Yesterday the team placed Antone on the injured list after he left Tuesday night’s game after just five pitches. The initial announcement was that he had a strained right flexor muscle in his forearm. At the time we wrote that was not great news, but that the designation of a strain was a glimmer of hope because strain signifies a muscle or a tendon rather an a ligament, which would be the UCL, and given Antone’s previous Tommy John surgery, a torn UCL would seem to be the worst outcome of the injuries that could have been on the table.

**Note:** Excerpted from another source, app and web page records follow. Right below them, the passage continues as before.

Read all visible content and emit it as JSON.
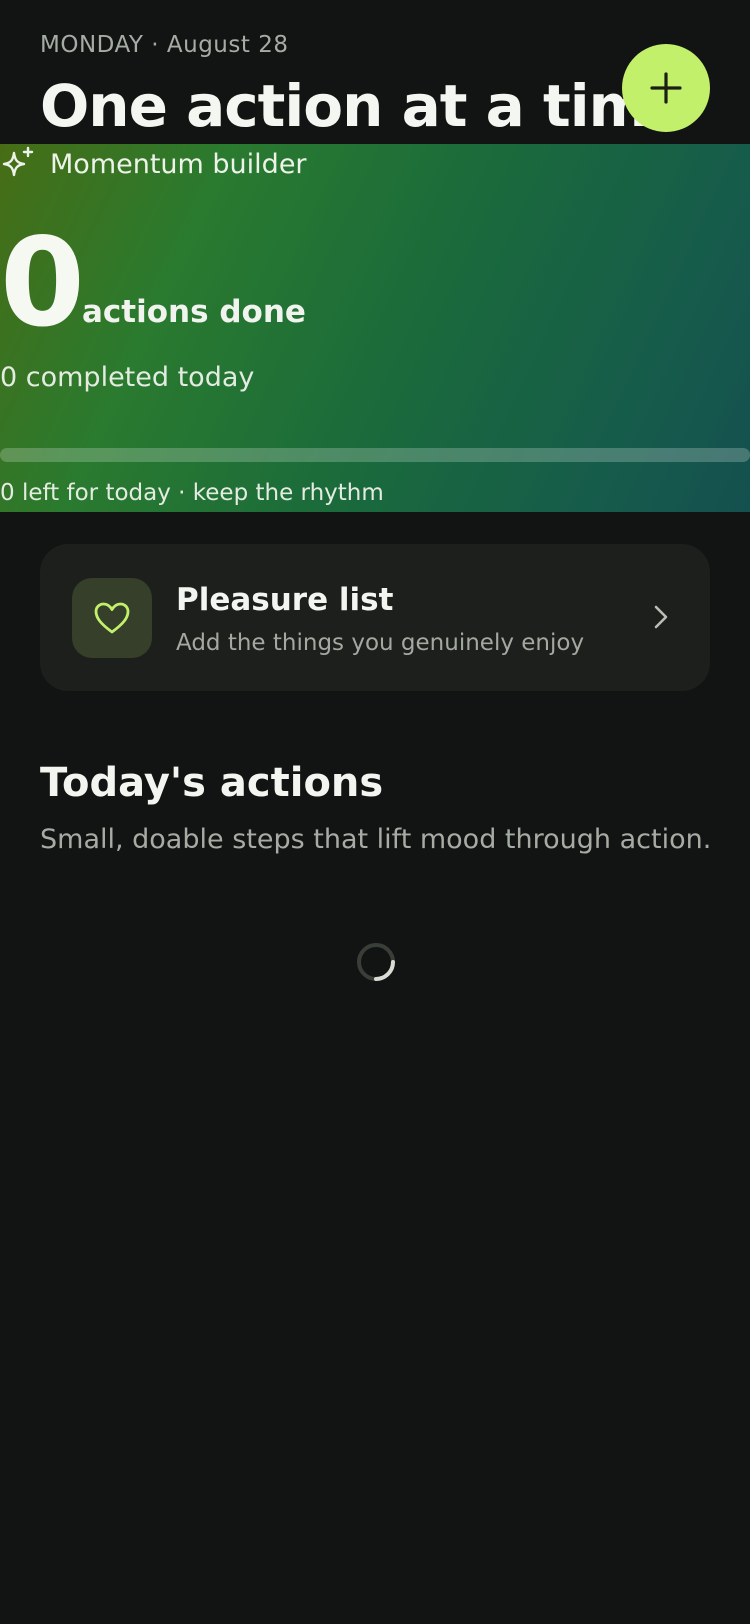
{
  "header": {
    "date_line": "MONDAY · August 28",
    "title": "One action at a time",
    "add_icon": "plus-icon"
  },
  "momentum": {
    "title": "Momentum builder",
    "icon": "sparkles-icon",
    "count": "0",
    "count_label": "actions done",
    "completed_today": "0 completed today",
    "progress_fraction": 0,
    "left_today": "0 left for today · keep the rhythm"
  },
  "pleasure_list": {
    "title": "Pleasure list",
    "subtitle": "Add the things you genuinely enjoy",
    "icon": "heart-icon",
    "chevron": "chevron-right-icon"
  },
  "todays_actions": {
    "title": "Today's actions",
    "subtitle": "Small, doable steps that lift mood through action.",
    "loading_icon": "loading-spinner-icon"
  },
  "colors": {
    "background": "#111412",
    "accent": "#c3f06a",
    "card": "#1c1f1b"
  }
}
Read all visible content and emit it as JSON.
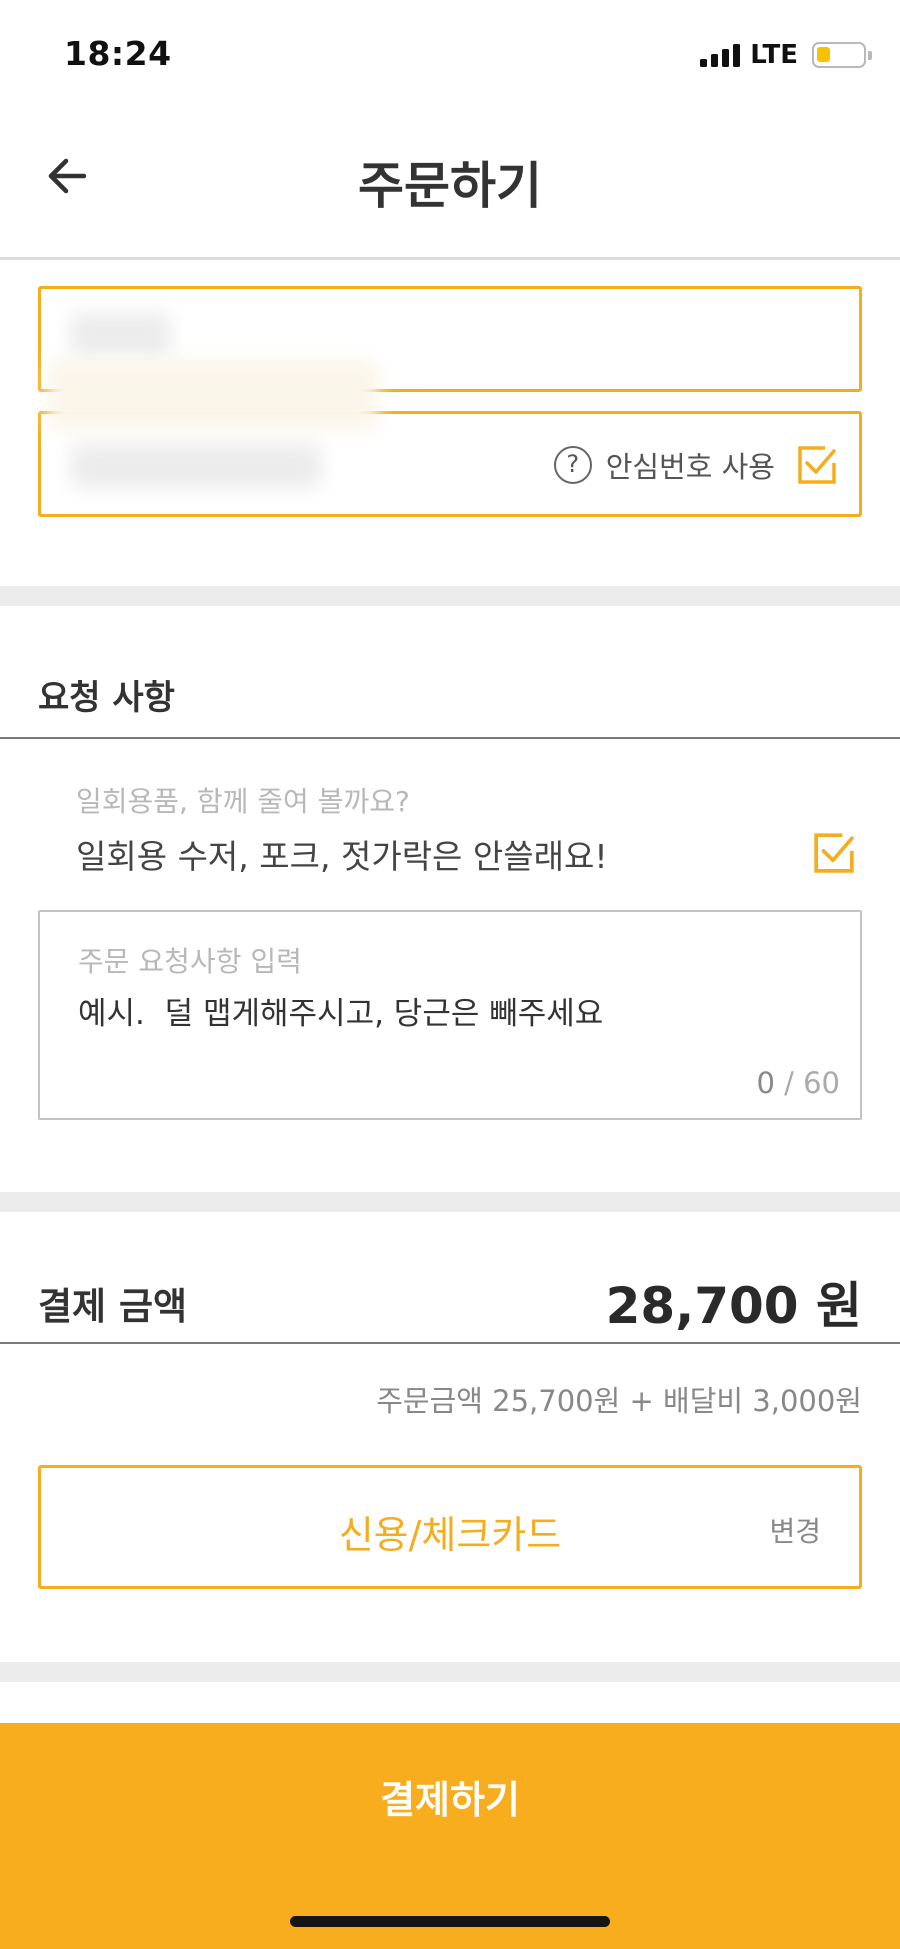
{
  "status_bar": {
    "time": "18:24",
    "network": "LTE",
    "battery_level": 0.3,
    "battery_color": "#f5c300"
  },
  "header": {
    "title": "주문하기",
    "back_icon": "arrow-left-icon"
  },
  "contact": {
    "phone_option_label": "안심번호 사용",
    "phone_option_checked": true
  },
  "request": {
    "section_title": "요청 사항",
    "disposable_question": "일회용품, 함께 줄여 볼까요?",
    "disposable_answer": "일회용 수저, 포크, 젓가락은 안쓸래요!",
    "disposable_checked": true,
    "input_placeholder": "주문 요청사항 입력",
    "input_example": "예시.  덜 맵게해주시고, 당근은 빼주세요",
    "char_count": "0",
    "char_limit": "/ 60"
  },
  "payment": {
    "section_title": "결제 금액",
    "total": "28,700 원",
    "breakdown": "주문금액 25,700원 + 배달비 3,000원",
    "method": "신용/체크카드",
    "change_label": "변경"
  },
  "submit": {
    "label": "결제하기"
  },
  "colors": {
    "accent": "#f5ad1e",
    "button": "#f7ad1e",
    "section_gap": "#ececec"
  }
}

Unfortunately it seems like that designation was merely a place holder until there was further evaluation.
While we’ve come a long way with how pitchers recover from Tommy John surgery – 30+ years ago it was a situation that would leave one questioning if the player would ever return to normal – the players who have had a second Tommy John surgery and recovered well is not great. In November Kevin Acee of the San Diego Tribune wrote that at the time 42 Major League pitchers have had a second Tommy John surgery and that the majority did not pitch in the Major Leagues again or fared poorly over a short period of time. He, however, did note that many of the pitchers were also “well into their 30’s at the time of their second surgery”.
Acee spoke with Dr. Andrew Cosgarea, who is an orthopedic surgeon, who had this to say about why a second Tommy John surgery isn’t quite like the first one.
On average, the typical TJ revision isn’t as successful as the typical primary TJ,” Dr. Andrew Cosgarea, an orthopedic surgeon and professor at the Johns Hopkins University School of Medicine, said Tuesday. “… The first time you drill a hole in the bone it is fresh and clean, but if it happens again you already have a hole there and that hole is filled with scar tissue. … Scar tissue isn’t as healthy as original tissue. It doesn’t have the same blood supply; (it is) not as durable.
There are some pitchers who have returned and been successful from a second Tommy John surgery. Nathan Eovaldi has now pitched four seasons since returning from his second surgery and he’s having an outstanding season in Boston through 25 starts.
It’s working for Antone that he is younger than most second Tommy John recipients. But it’s going to be a tough road back given the track record. Given the timing of the injury, the earliest to expect to see him back on the mound for the Reds is going to be the 2023 season.